Most people would say: “severe facial abnormalities” or something like that. Not “HORRIFIC.” I can see her now. “Honey, your face if horrific and deformed, but I love you.” Yeah, that’ll help the kid’s self esteem. Watch what you say M.K. – your words can be more damning than any kid’s.

Shirley

January 15th, 2010
9:54 am

I think the programs in the schools are important. I’m not at all offended by it. Some kids go home to a relative who abuses and they are told “don’t tell.” It’s important that I inform my own kids good touches and bad touches. For some kids they have a “don’t tell” and they are scared something bad will happen. It’s not about the school trying to be the parent. It’s about the school protecting children from bad parents.

mark

January 17th, 2010
11:01 am

As a stay at home dad for 21 years, I learned that you need to teach the lessons at home as well

rhythmtoread.com

wmsmommy

January 18th, 2010
9:53 am

FCM: Why exactly would you call your child an “Orca Dork?” I mean, even if the child knows the same language, doesn’t it seem somewhat stereotypical and unkind?

shaggy

January 18th, 2010
3:18 pm

wmsmommy:
The “orca” obviously is short for “orchestra”, with a little inside joke on “dork” between FCM and her kid. I have NEVER known a band kid that didn’t playfully consider themselves dorks.
You must suffer from “contraction of the sphincter” syndrome…or your kid and those close to you suffers greatly from your syndrome. just saying.

DB

January 18th, 2010
6:32 pm

@shaggy — I think you’re right. My daughter is majoring in a music-related field, and was a proud self-proclaimed “band geek” throughout high school. :-)

ConcreteAngel

February 7th, 2010
11:59 am

I believe that schools should talk about child molestation and that if they wait until fifth grade or later to do it then they have waited too late. I speak from expierience because i was molested as a child and by fifth grade it had already stooped and left its scars.

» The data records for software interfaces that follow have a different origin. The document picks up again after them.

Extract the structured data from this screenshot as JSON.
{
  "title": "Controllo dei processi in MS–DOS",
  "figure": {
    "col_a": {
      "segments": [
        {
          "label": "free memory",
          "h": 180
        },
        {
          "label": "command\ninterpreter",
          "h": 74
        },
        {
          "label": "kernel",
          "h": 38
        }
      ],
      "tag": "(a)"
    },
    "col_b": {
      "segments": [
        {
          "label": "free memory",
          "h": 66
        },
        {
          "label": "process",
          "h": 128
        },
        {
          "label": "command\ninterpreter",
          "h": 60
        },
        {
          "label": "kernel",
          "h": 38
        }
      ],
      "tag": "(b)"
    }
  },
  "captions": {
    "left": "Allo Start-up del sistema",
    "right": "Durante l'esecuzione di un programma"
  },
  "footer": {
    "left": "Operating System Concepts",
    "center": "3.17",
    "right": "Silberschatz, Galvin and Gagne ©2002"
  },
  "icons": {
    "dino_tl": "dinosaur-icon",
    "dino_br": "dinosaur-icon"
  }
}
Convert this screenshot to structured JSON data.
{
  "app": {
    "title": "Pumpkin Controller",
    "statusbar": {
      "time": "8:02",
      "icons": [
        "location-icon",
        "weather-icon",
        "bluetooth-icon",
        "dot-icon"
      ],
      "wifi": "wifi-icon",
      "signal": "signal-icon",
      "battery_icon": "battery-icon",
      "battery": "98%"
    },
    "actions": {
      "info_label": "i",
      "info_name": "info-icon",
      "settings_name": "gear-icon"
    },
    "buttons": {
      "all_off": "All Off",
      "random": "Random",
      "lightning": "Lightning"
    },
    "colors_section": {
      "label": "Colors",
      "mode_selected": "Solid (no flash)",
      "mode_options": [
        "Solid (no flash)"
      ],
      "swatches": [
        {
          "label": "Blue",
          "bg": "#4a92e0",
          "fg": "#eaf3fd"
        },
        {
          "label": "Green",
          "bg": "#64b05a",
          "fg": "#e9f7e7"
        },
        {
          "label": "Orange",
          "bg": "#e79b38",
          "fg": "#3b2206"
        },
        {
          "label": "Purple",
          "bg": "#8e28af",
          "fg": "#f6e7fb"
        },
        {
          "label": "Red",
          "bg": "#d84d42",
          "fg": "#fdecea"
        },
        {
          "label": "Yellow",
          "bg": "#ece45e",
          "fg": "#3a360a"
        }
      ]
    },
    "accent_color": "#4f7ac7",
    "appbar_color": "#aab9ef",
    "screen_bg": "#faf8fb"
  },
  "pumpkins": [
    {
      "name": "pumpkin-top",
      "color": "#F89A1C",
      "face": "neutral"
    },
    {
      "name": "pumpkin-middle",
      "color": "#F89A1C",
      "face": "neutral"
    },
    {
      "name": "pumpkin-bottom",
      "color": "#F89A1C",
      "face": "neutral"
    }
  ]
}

I also want to add (not from personal expirience) that a reason for a parent not wanting their child to know about molestation is that they might be abusin their kids.